Today’s meeting: Corbyn and May held talks Wednesday that both sides described as “constructive.” It’s not clear whether the two will be able to come to an agreement on a Brexit model they both support, or whether they will be able to cobble together enough votes from both parties to pass it if they do. But Corbyn will almost certainly demand that the agreement include a permanent customs union between Britain and the EU, to harmonize trade and avoid a hard border between Northern Ireland and the Republic of Ireland. This was previously a “red line” for May, but she probably wouldn’t have sat down with Corbyn at all if she wasn’t willing to give ground on it.
This new phase will be a trickier one for Corbyn, who has spent the past three years criticizing May’s handling of Brexit from the sidelines. He is under heavy pressure from Labour supporters of a “people’s vote” not to agree to any Brexit model that doesn’t involve a new public referendum. Five smaller parties in Parliament jointly called for a new vote Wednesday. Nicola Sturgeon, leader of the Scottish National Party, the third largest in parliament, warned against accepting a “bad compromise.”

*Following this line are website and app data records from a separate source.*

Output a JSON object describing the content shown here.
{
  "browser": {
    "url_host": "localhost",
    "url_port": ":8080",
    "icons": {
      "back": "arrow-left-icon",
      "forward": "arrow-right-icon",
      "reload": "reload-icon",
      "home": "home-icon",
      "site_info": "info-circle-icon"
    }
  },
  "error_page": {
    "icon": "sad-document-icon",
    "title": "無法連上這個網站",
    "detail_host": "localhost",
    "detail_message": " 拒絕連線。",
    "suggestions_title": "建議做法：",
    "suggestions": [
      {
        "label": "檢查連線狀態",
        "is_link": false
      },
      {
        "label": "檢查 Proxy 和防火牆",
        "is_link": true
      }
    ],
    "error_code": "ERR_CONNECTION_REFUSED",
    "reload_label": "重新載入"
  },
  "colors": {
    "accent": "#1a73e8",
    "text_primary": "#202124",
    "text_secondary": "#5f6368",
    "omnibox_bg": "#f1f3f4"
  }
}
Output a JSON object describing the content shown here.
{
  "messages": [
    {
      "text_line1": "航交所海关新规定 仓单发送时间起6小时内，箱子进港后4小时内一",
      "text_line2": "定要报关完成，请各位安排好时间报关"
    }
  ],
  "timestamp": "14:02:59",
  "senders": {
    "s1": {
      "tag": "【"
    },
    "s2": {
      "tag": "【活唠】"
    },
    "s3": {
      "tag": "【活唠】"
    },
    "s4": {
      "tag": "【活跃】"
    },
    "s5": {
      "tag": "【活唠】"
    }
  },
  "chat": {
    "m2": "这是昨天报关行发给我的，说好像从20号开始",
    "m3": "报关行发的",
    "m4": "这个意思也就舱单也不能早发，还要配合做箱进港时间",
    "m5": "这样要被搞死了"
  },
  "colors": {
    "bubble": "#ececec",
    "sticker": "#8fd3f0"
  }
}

Today in Tory grumbling: May got an earful from members of her party at Prime Minister’s Questions. “Last week in this chamber, the prime minister said the biggest threat to our standing in the world, to our defense and to our economy is the leader of the opposition. In her judgment, what now qualifies him for involvement in Brexit?” asked Conservative MP Lee Rowley. Others referred to media reports that in Tuesday’s meetings, 14 of the 23 members of May’s Cabinet had opposed negotiation with Labour and advocated the U.K. leaving the EU next week without a deal. May denied those reports.
Two Conservative ministers resigned from May’s Cabinet on Wednesday. Brexit department undersecretary Chris Heaton-Harris, a hard-line Brexiteer, quit, saying he couldn’t agree to a further delay. Nigel Adams, an undersecretary for Wales, accused May of trying to “cook up a deal with a Marxist.”
Today in Brussels: None of this should indicate that a no-deal Brexit is off the table. In fact, it’s more likely than ever, according to European Commission President Jean-Claude Juncker.
In a speech Wednesday to the European Parliament, Juncker said, “I believe that a ‘no deal’ at midnight on the 12 April is now a very likely scenario.” May announced Tuesday that she plans to ask the EU for another extension of the Brexit deadline—currently April 12—but doesn’t want to go past May 22, which would require Britain to take part in EU elections.
Juncker said that the EU would agree to a May 22 extension only if Parliament passes May’s withdrawal agreement by the end of next week. Otherwise, the only choices would be a “hard Brexit” or a longer delay.
EU leaders are meeting on Wednesday to consider their options.
Today’s votes: The House of Commons saw its first tied vote in 39 years, when MPs voted 310–310 on a motion to hold a new round of “indicative votes” on alternative Brexit models. House Speaker John Bercow broke the tie by voting no. Parliament has already held two rounds of these indicative votes, and no option has been able to win a majority. Because this is Brexit, there’s still a decent chance the indicative votes could happen next week.
Parliament did pass a motion to start debate on a bill that seeks to prevent a no-deal Brexit by requiring the prime minister, by law, to ask the EU for an extension of Article 50 if there’s no deal in place by April 12.
Of course, the EU would still need to agree to that even if the bill passes. The bill could pass Wednesday night and could go to the House of Lords later this week where the Guardian reports it may face a filibuster from Brexiteers.
Today in sabotage: Police found two “malicious obstructions” on train tracks in Nottinghamshire and Cambridgeshire, which appear to be “a serious and deliberate attempt by someone to cause significant sabotage and disruption to Britain’s rail network.” A note was attached to the short-circuiting devices reading, “We will bring this country to its knees if we don’t leave.” This follows an incident Friday, the day Britain was originally supposed to leave the EU, in which a Brexit supporter waving an English St. George’s flag climbed onto the roof of London’s St. Pancras Station, disrupting service on Eurostar trains. The man said he was angry at politicians for having “fucked up Brexit.”
In another sign of just how raw the country’s politics are getting, the British military is investigating a video of soldiers in Afghanistan using a photo of Corbyn for target practice.
Days left until next deadline: 9